There are a wide array of firecrackers available in the market and these are what Filipinos call “Paputok”.. just to name a few of them are such as Rebentador, Super Lolo, Super Pla Pla, Triangulo( triangularly shaped firecrackers), Bawang, Sinturon ni Judas (Judas Belt), Jumbo Fountain, Whiste Bomb, best selling firecrackers like Baby Rockets (Kuwitis), Luisis ,Watusi, Bulalakaw (Comets).

The biggest firecracker industry in the Philippines can be found in Bocaue and Santa Maria Bulacan, they supply most of the country’s demand for firecrackers. Recent years before, local manufacturers have been producing exciting aerial fireworks displays. In the Philippines, fireworks are a newcomer in aerial displays, despite that Filipino fireworks industry is about a century old.
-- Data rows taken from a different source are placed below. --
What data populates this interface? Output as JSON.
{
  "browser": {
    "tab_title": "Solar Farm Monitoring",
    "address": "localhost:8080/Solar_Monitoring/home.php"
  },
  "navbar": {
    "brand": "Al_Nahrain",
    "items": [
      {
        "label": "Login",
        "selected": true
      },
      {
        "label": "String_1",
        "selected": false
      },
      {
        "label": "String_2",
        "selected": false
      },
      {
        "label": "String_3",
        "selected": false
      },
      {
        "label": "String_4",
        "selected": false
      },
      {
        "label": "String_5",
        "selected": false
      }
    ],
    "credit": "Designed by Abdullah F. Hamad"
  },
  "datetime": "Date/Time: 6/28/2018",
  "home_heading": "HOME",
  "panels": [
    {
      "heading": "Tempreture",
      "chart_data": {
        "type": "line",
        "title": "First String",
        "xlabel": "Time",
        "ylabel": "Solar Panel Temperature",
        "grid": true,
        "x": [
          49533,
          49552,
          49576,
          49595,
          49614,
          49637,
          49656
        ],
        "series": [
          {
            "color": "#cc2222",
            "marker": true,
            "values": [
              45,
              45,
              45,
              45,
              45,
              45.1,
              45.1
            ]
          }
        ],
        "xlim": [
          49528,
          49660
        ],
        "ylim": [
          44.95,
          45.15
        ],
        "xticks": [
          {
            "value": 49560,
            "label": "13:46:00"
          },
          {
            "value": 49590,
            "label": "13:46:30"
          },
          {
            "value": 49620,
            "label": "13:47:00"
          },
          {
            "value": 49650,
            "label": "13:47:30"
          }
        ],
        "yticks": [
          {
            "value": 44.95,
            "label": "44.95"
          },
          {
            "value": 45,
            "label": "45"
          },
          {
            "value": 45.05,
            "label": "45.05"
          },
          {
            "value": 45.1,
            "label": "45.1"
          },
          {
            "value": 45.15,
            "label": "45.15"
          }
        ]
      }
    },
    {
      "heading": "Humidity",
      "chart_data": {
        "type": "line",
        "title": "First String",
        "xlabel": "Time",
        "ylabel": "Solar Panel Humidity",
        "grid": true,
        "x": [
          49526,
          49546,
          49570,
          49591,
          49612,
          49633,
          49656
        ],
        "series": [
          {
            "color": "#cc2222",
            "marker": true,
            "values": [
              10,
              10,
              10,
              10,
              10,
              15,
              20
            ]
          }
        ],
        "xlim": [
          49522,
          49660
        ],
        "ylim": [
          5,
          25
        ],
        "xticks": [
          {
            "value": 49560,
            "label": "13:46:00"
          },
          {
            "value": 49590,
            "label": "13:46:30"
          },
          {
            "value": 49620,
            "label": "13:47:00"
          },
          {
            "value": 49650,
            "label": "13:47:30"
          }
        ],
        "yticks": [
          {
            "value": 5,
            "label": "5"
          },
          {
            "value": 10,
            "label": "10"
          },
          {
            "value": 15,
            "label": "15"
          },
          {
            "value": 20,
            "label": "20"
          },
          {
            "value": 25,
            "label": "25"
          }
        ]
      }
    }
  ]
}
It is a very busy day for all Filipino families on December 31, since it is usually a unofficial public holiday in the Philippines. People are busy preparing food for the media noche, rushing in to buy firecrackers in preparation for the New Year night holiday celebration. This is the best time of the year where children could enjoy blowing their plastic toy trumpets called “Torotot”. Torotot comes in different sizes, shapes and colors, a replica of a trumpet, Filipino style.